▶ _What is being asked_: If a line holds an image, leave the image out; write out everything else in the records exactly.

▶ _Material provided_:
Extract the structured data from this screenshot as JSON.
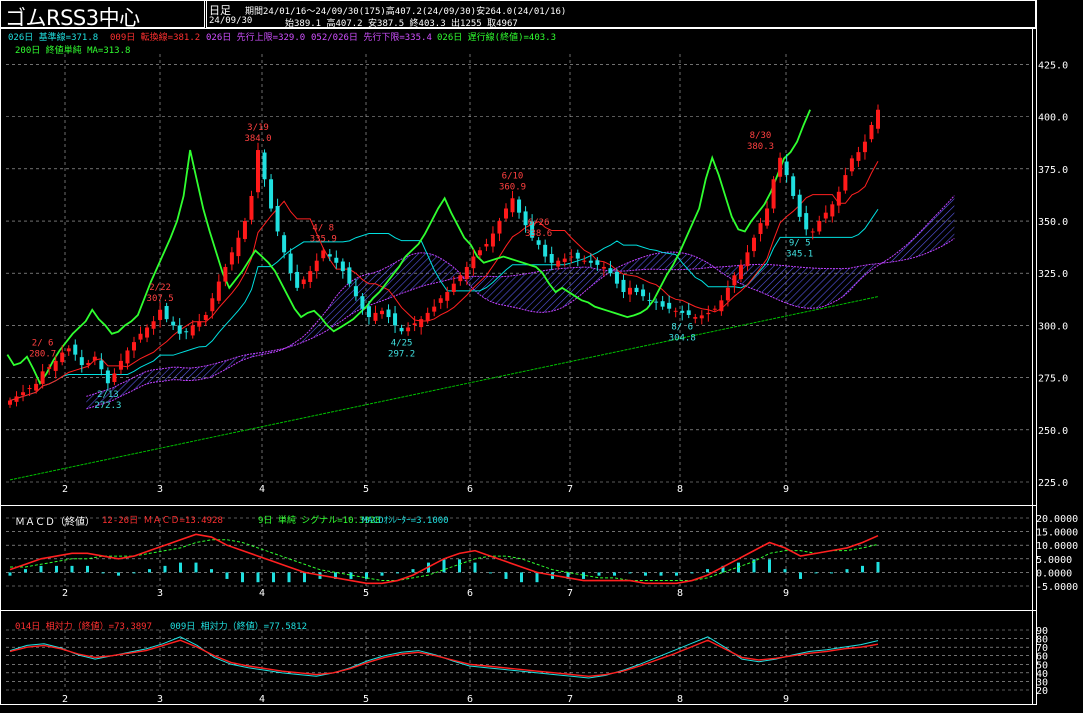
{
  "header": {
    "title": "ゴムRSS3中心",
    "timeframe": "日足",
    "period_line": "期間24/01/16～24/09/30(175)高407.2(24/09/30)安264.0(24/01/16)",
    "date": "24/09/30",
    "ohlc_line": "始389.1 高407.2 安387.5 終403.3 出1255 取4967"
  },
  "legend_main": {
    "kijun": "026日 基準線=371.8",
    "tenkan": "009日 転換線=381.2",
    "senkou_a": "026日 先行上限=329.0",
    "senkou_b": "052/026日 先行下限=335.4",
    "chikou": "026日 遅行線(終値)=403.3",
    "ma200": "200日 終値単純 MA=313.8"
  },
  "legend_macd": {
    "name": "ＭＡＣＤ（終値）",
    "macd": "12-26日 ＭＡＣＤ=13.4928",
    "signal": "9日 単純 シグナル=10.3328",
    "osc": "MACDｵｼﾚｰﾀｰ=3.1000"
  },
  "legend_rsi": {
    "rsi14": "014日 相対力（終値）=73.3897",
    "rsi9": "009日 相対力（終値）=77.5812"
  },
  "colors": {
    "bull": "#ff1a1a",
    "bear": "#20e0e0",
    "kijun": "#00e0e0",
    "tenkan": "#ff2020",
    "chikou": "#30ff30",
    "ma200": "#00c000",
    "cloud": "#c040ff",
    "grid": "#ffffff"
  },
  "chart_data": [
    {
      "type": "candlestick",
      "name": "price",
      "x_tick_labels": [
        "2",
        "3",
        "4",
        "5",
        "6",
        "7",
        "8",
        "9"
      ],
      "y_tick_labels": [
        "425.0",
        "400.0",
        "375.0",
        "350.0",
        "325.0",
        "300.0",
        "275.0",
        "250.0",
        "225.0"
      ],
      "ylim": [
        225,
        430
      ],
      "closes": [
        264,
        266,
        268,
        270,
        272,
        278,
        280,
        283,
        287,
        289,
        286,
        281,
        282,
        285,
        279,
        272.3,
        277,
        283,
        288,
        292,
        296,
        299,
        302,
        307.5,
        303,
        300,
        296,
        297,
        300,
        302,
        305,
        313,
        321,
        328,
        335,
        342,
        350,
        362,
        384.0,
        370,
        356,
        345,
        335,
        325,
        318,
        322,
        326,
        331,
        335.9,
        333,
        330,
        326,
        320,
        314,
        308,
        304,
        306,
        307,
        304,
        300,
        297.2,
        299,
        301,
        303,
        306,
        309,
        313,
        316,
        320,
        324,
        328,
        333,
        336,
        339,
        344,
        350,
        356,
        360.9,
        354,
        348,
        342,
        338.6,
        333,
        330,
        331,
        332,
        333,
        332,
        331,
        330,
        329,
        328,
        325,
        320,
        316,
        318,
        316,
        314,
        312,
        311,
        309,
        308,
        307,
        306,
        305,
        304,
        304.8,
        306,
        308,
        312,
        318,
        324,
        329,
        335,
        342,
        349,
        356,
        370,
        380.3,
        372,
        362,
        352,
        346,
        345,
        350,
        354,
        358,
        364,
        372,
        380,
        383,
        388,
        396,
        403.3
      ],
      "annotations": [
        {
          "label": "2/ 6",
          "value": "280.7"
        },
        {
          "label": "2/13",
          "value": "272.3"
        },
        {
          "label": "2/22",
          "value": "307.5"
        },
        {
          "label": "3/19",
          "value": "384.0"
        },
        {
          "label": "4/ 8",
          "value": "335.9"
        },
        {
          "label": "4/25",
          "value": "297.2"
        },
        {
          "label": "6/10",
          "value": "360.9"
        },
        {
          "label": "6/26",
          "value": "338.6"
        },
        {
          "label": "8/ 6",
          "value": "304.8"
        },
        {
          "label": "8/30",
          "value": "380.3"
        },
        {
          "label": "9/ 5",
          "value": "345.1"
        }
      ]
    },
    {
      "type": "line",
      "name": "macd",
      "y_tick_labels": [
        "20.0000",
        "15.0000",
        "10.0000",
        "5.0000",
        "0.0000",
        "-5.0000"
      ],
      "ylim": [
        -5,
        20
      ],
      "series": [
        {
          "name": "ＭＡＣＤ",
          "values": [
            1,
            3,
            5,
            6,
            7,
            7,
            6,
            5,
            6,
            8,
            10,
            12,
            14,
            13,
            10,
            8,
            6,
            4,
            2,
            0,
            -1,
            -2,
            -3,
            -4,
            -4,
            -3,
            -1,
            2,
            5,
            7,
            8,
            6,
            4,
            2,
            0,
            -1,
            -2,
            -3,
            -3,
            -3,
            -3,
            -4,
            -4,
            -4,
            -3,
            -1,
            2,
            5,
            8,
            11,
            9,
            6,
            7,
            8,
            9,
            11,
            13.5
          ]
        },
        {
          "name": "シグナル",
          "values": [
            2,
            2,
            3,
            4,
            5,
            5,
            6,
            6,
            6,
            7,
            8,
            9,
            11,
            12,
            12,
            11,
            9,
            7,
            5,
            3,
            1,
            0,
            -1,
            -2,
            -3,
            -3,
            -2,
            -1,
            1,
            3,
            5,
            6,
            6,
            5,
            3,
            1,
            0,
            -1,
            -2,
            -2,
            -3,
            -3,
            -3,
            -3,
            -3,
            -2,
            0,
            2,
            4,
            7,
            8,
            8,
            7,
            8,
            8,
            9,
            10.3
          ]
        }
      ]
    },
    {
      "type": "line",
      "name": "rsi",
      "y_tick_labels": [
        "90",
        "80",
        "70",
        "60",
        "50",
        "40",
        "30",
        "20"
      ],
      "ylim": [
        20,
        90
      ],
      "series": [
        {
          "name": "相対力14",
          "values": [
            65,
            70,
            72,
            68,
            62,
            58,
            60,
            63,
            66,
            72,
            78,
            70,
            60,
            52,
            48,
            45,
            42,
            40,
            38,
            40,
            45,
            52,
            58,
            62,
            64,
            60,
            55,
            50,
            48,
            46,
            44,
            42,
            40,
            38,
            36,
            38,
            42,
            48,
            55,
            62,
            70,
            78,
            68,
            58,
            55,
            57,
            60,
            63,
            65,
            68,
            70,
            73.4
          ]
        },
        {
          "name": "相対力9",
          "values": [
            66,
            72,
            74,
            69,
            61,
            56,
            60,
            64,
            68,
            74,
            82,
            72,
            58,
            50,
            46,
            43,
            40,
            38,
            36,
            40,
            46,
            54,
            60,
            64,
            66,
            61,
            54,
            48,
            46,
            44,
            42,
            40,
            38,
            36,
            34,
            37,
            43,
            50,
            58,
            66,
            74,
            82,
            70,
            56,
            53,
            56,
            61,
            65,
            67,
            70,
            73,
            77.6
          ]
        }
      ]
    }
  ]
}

▶ _Solved exercise_:
Extract the structured data from this screenshot as JSON.
{
  "header": {
    "title": "ゴムRSS3中心",
    "timeframe": "日足",
    "period_line": "期間24/01/16～24/09/30(175)高407.2(24/09/30)安264.0(24/01/16)",
    "date": "24/09/30",
    "ohlc_line": "始389.1 高407.2 安387.5 終403.3 出1255 取4967"
  },
  "legend_main": {
    "kijun": "026日 基準線=371.8",
    "tenkan": "009日 転換線=381.2",
    "senkou_a": "026日 先行上限=329.0",
    "senkou_b": "052/026日 先行下限=335.4",
    "chikou": "026日 遅行線(終値)=403.3",
    "ma200": "200日 終値単純 MA=313.8"
  },
  "legend_macd": {
    "name": "ＭＡＣＤ（終値）",
    "macd": "12-26日 ＭＡＣＤ=13.4928",
    "signal": "9日 単純 シグナル=10.3328",
    "osc": "MACDｵｼﾚｰﾀｰ=3.1000"
  },
  "legend_rsi": {
    "rsi14": "014日 相対力（終値）=73.3897",
    "rsi9": "009日 相対力（終値）=77.5812"
  },
  "colors": {
    "bull": "#ff1a1a",
    "bear": "#20e0e0",
    "kijun": "#00e0e0",
    "tenkan": "#ff2020",
    "chikou": "#30ff30",
    "ma200": "#00c000",
    "cloud": "#c040ff",
    "grid": "#ffffff"
  },
  "chart_data": [
    {
      "type": "candlestick",
      "name": "price",
      "x_tick_labels": [
        "2",
        "3",
        "4",
        "5",
        "6",
        "7",
        "8",
        "9"
      ],
      "y_tick_labels": [
        "425.0",
        "400.0",
        "375.0",
        "350.0",
        "325.0",
        "300.0",
        "275.0",
        "250.0",
        "225.0"
      ],
      "ylim": [
        225,
        430
      ],
      "closes": [
        264,
        266,
        268,
        270,
        272,
        278,
        280,
        283,
        287,
        289,
        286,
        281,
        282,
        285,
        279,
        272.3,
        277,
        283,
        288,
        292,
        296,
        299,
        302,
        307.5,
        303,
        300,
        296,
        297,
        300,
        302,
        305,
        313,
        321,
        328,
        335,
        342,
        350,
        362,
        384.0,
        370,
        356,
        345,
        335,
        325,
        318,
        322,
        326,
        331,
        335.9,
        333,
        330,
        326,
        320,
        314,
        308,
        304,
        306,
        307,
        304,
        300,
        297.2,
        299,
        301,
        303,
        306,
        309,
        313,
        316,
        320,
        324,
        328,
        333,
        336,
        339,
        344,
        350,
        356,
        360.9,
        354,
        348,
        342,
        338.6,
        333,
        330,
        331,
        332,
        333,
        332,
        331,
        330,
        329,
        328,
        325,
        320,
        316,
        318,
        316,
        314,
        312,
        311,
        309,
        308,
        307,
        306,
        305,
        304,
        304.8,
        306,
        308,
        312,
        318,
        324,
        329,
        335,
        342,
        349,
        356,
        370,
        380.3,
        372,
        362,
        352,
        346,
        345,
        350,
        354,
        358,
        364,
        372,
        380,
        383,
        388,
        396,
        403.3
      ],
      "annotations": [
        {
          "label": "2/ 6",
          "value": "280.7"
        },
        {
          "label": "2/13",
          "value": "272.3"
        },
        {
          "label": "2/22",
          "value": "307.5"
        },
        {
          "label": "3/19",
          "value": "384.0"
        },
        {
          "label": "4/ 8",
          "value": "335.9"
        },
        {
          "label": "4/25",
          "value": "297.2"
        },
        {
          "label": "6/10",
          "value": "360.9"
        },
        {
          "label": "6/26",
          "value": "338.6"
        },
        {
          "label": "8/ 6",
          "value": "304.8"
        },
        {
          "label": "8/30",
          "value": "380.3"
        },
        {
          "label": "9/ 5",
          "value": "345.1"
        }
      ]
    },
    {
      "type": "line",
      "name": "macd",
      "y_tick_labels": [
        "20.0000",
        "15.0000",
        "10.0000",
        "5.0000",
        "0.0000",
        "-5.0000"
      ],
      "ylim": [
        -5,
        20
      ],
      "series": [
        {
          "name": "ＭＡＣＤ",
          "values": [
            1,
            3,
            5,
            6,
            7,
            7,
            6,
            5,
            6,
            8,
            10,
            12,
            14,
            13,
            10,
            8,
            6,
            4,
            2,
            0,
            -1,
            -2,
            -3,
            -4,
            -4,
            -3,
            -1,
            2,
            5,
            7,
            8,
            6,
            4,
            2,
            0,
            -1,
            -2,
            -3,
            -3,
            -3,
            -3,
            -4,
            -4,
            -4,
            -3,
            -1,
            2,
            5,
            8,
            11,
            9,
            6,
            7,
            8,
            9,
            11,
            13.5
          ]
        },
        {
          "name": "シグナル",
          "values": [
            2,
            2,
            3,
            4,
            5,
            5,
            6,
            6,
            6,
            7,
            8,
            9,
            11,
            12,
            12,
            11,
            9,
            7,
            5,
            3,
            1,
            0,
            -1,
            -2,
            -3,
            -3,
            -2,
            -1,
            1,
            3,
            5,
            6,
            6,
            5,
            3,
            1,
            0,
            -1,
            -2,
            -2,
            -3,
            -3,
            -3,
            -3,
            -3,
            -2,
            0,
            2,
            4,
            7,
            8,
            8,
            7,
            8,
            8,
            9,
            10.3
          ]
        }
      ]
    },
    {
      "type": "line",
      "name": "rsi",
      "y_tick_labels": [
        "90",
        "80",
        "70",
        "60",
        "50",
        "40",
        "30",
        "20"
      ],
      "ylim": [
        20,
        90
      ],
      "series": [
        {
          "name": "相対力14",
          "values": [
            65,
            70,
            72,
            68,
            62,
            58,
            60,
            63,
            66,
            72,
            78,
            70,
            60,
            52,
            48,
            45,
            42,
            40,
            38,
            40,
            45,
            52,
            58,
            62,
            64,
            60,
            55,
            50,
            48,
            46,
            44,
            42,
            40,
            38,
            36,
            38,
            42,
            48,
            55,
            62,
            70,
            78,
            68,
            58,
            55,
            57,
            60,
            63,
            65,
            68,
            70,
            73.4
          ]
        },
        {
          "name": "相対力9",
          "values": [
            66,
            72,
            74,
            69,
            61,
            56,
            60,
            64,
            68,
            74,
            82,
            72,
            58,
            50,
            46,
            43,
            40,
            38,
            36,
            40,
            46,
            54,
            60,
            64,
            66,
            61,
            54,
            48,
            46,
            44,
            42,
            40,
            38,
            36,
            34,
            37,
            43,
            50,
            58,
            66,
            74,
            82,
            70,
            56,
            53,
            56,
            61,
            65,
            67,
            70,
            73,
            77.6
          ]
        }
      ]
    }
  ]
}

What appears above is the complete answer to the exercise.